PROBLEM TO SOLVE |
Take each line below that has "just" and copy it.

### RECORDS PROVIDED ###

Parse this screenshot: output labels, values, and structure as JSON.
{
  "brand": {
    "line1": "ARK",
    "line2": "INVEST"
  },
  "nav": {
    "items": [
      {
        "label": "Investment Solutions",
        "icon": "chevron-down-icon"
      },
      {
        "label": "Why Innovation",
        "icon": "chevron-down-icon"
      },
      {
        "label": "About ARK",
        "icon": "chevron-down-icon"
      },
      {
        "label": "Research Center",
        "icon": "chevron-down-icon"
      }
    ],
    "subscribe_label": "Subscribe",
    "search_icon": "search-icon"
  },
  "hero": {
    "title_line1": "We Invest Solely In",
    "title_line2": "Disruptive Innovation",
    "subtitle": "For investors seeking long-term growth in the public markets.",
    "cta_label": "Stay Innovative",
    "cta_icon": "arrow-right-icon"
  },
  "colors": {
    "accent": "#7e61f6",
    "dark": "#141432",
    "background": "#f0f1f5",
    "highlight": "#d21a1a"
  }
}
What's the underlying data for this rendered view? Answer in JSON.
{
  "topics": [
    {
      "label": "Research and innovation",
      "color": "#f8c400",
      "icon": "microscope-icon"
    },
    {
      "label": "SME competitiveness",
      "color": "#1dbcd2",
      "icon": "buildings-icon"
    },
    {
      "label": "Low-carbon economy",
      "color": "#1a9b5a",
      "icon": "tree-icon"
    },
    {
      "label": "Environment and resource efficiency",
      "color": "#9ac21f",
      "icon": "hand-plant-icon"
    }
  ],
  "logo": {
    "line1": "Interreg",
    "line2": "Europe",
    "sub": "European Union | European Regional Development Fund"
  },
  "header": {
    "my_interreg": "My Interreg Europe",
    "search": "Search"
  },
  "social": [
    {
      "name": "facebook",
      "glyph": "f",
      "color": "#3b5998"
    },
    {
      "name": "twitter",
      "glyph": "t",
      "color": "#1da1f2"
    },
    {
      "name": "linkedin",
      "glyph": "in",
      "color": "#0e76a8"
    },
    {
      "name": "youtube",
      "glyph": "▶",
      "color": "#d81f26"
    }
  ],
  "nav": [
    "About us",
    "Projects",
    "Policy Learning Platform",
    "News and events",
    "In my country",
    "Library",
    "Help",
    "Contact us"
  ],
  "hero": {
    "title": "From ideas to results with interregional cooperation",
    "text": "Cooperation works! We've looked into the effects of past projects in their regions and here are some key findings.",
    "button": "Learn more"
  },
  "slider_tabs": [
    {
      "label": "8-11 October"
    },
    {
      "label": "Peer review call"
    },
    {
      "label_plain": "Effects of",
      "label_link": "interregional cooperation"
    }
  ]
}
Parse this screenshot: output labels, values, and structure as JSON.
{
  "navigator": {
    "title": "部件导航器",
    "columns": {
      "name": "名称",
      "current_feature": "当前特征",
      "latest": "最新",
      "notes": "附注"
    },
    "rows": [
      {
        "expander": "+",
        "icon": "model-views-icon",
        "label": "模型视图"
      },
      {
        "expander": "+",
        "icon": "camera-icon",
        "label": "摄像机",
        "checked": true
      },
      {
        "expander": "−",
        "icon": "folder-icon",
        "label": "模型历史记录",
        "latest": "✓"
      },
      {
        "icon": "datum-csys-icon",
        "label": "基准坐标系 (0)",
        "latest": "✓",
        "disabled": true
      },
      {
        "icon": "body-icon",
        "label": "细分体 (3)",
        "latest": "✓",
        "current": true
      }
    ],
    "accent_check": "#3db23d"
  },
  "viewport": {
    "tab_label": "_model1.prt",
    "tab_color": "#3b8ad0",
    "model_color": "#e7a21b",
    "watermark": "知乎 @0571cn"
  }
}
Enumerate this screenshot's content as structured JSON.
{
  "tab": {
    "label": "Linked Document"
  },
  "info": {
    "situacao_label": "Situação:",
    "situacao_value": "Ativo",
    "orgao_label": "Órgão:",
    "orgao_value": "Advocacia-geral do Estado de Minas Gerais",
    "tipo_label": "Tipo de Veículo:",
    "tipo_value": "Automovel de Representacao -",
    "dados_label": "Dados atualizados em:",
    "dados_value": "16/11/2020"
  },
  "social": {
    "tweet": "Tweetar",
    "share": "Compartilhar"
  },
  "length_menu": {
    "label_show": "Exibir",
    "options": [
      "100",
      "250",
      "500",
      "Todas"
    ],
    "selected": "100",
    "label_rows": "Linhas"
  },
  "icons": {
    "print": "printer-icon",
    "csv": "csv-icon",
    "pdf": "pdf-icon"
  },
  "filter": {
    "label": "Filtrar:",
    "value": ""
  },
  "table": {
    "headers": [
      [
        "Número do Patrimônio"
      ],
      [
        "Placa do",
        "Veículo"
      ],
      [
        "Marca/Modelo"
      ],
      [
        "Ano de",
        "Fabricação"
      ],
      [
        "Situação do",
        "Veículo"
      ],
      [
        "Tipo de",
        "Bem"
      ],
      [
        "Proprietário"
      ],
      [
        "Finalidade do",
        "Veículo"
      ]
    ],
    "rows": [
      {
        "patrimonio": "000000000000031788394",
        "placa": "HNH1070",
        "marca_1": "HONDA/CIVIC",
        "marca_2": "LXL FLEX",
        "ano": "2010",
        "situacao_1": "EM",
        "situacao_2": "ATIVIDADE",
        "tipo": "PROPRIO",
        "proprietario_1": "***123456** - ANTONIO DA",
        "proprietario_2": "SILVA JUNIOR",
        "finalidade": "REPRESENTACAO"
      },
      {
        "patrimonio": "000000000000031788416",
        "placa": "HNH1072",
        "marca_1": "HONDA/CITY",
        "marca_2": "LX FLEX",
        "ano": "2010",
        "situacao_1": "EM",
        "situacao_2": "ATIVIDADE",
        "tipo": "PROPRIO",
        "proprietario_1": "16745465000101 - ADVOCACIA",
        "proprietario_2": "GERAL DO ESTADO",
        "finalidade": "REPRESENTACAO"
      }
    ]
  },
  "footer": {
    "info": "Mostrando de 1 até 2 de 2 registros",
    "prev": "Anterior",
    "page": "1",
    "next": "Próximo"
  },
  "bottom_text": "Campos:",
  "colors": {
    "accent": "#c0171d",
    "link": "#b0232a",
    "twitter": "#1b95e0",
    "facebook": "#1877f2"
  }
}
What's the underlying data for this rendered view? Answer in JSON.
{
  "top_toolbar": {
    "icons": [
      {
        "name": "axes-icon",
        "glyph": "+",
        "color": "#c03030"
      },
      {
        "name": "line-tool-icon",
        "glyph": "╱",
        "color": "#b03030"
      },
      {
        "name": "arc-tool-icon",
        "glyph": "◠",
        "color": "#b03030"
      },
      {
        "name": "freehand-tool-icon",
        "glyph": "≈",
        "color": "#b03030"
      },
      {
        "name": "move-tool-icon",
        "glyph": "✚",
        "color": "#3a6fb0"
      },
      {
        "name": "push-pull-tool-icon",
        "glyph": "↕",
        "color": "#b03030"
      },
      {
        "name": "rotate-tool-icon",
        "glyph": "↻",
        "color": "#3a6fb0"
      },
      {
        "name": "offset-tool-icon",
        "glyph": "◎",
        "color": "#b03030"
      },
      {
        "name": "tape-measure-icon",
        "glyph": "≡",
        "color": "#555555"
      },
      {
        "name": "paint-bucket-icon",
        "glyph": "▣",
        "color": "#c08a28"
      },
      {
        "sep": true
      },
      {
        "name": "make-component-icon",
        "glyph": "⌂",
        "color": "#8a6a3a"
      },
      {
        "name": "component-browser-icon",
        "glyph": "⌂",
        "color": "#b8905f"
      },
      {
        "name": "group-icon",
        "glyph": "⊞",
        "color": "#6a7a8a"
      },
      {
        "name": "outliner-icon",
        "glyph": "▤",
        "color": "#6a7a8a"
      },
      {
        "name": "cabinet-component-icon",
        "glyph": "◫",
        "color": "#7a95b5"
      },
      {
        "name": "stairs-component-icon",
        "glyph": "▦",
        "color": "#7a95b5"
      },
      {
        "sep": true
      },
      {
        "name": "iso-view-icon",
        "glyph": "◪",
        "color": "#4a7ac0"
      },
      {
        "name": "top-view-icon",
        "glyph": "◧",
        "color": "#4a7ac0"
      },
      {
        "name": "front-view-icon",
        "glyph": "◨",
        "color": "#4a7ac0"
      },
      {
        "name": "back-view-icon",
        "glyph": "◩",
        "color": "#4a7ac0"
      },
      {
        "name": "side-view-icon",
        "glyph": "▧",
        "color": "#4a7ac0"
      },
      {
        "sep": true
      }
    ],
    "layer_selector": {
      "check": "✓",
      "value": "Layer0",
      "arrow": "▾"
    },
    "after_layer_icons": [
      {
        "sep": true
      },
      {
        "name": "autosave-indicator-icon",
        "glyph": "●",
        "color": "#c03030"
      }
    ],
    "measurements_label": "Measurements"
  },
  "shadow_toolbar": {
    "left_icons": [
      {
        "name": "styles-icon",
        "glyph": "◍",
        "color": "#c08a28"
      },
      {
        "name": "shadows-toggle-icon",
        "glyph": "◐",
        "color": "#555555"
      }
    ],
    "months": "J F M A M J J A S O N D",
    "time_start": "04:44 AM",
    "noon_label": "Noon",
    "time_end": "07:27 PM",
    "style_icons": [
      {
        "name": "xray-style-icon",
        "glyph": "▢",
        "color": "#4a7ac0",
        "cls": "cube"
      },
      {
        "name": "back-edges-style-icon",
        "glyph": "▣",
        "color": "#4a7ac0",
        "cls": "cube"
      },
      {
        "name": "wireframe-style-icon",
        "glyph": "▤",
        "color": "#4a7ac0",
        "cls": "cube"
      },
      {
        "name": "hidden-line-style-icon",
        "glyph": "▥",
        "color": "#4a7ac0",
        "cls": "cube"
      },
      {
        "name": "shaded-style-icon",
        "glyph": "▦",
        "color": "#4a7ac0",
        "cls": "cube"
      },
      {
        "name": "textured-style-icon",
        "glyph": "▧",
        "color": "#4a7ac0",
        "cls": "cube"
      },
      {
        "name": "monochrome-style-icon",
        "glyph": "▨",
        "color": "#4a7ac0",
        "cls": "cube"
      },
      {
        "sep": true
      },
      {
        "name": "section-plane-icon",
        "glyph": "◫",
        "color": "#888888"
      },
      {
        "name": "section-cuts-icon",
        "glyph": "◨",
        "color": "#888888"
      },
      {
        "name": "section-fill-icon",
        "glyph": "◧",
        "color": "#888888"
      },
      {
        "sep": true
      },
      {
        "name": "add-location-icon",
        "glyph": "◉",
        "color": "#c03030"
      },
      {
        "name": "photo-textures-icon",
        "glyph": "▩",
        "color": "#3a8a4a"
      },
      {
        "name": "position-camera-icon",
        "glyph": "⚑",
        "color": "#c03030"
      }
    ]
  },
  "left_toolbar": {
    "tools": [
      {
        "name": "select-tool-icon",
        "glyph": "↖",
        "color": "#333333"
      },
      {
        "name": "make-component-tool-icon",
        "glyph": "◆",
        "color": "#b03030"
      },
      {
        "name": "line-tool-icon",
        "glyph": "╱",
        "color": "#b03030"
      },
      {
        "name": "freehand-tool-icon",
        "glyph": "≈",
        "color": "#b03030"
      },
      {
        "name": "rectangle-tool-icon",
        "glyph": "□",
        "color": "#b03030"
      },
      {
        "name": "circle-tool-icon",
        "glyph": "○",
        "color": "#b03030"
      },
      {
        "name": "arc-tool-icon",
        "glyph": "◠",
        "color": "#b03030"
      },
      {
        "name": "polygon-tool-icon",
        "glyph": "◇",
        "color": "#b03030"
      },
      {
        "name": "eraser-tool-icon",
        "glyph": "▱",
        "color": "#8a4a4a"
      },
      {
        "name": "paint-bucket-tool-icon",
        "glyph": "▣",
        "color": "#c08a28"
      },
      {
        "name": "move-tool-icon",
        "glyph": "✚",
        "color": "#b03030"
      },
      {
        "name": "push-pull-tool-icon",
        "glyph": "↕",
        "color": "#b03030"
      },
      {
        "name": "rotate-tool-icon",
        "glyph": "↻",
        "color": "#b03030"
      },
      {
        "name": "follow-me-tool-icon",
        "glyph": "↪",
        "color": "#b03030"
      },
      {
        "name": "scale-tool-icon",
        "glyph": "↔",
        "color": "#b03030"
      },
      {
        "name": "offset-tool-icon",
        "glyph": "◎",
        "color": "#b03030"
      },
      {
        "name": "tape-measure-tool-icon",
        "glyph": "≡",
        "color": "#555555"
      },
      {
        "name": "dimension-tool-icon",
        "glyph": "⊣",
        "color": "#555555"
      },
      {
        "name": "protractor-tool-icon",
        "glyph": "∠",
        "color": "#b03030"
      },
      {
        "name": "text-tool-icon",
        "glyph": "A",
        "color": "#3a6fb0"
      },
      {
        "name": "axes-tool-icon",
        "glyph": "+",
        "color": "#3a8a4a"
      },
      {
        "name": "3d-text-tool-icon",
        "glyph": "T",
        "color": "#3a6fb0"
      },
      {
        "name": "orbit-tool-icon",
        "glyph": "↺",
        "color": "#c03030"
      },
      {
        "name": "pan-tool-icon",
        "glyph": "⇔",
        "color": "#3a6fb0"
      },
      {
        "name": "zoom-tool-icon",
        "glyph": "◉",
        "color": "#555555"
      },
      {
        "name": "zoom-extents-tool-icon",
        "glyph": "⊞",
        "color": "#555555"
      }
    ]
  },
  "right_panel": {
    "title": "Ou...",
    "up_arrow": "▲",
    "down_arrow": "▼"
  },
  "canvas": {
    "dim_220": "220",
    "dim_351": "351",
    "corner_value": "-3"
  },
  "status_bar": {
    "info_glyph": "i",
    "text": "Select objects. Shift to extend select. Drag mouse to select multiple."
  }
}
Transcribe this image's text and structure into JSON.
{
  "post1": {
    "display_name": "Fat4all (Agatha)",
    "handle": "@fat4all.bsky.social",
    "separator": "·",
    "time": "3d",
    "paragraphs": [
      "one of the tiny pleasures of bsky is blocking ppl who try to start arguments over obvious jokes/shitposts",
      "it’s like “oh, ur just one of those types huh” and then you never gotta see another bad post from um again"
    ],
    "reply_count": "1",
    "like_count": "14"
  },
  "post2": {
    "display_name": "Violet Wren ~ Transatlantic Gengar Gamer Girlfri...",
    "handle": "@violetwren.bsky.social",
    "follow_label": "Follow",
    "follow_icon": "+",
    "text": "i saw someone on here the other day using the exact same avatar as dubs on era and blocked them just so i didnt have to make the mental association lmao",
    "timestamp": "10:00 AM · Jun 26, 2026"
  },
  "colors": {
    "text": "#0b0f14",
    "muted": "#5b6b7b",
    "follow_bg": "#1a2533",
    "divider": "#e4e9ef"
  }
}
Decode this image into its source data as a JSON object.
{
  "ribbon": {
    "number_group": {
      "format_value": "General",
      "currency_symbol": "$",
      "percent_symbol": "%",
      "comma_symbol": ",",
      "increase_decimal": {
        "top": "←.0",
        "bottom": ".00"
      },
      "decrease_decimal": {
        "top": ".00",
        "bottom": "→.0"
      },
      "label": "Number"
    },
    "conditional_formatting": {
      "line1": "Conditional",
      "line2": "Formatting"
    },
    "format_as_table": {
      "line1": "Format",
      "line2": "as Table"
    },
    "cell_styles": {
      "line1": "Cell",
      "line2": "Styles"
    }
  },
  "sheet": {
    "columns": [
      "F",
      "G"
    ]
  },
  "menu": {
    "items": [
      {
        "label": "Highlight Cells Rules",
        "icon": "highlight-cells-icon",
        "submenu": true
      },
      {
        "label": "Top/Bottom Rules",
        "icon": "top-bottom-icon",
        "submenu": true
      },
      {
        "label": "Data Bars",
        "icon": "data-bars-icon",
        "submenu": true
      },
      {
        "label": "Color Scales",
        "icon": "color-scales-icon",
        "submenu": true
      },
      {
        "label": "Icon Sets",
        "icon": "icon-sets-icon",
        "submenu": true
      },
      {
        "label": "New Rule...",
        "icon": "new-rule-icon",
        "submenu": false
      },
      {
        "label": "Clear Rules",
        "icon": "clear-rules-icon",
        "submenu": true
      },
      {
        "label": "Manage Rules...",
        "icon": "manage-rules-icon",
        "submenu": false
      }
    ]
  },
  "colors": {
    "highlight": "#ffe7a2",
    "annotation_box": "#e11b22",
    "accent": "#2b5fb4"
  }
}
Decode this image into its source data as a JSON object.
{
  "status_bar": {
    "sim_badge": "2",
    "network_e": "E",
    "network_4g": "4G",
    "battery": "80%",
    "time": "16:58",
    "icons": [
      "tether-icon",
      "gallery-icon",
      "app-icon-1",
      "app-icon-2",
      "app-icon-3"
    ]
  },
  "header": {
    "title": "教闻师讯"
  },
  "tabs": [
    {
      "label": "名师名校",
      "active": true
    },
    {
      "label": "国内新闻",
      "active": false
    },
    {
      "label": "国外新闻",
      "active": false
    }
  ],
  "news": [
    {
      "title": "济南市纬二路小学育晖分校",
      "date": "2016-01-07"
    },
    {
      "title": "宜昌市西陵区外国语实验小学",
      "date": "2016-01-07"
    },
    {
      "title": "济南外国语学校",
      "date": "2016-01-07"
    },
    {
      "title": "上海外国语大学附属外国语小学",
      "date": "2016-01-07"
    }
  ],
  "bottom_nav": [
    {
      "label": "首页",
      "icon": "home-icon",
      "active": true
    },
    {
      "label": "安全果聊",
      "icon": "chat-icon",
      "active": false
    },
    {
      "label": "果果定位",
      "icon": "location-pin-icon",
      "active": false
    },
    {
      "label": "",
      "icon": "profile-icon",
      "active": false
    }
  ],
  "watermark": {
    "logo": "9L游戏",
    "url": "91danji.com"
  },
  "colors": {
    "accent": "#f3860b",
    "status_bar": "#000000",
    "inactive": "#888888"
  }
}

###

SOLUTION |
      "it’s like “oh, ur just one of those types huh” and then you never gotta see another bad post from um again"
    "text": "i saw someone on here the other day using the exact same avatar as dubs on era and blocked them just so i didnt have to make the mental association lmao",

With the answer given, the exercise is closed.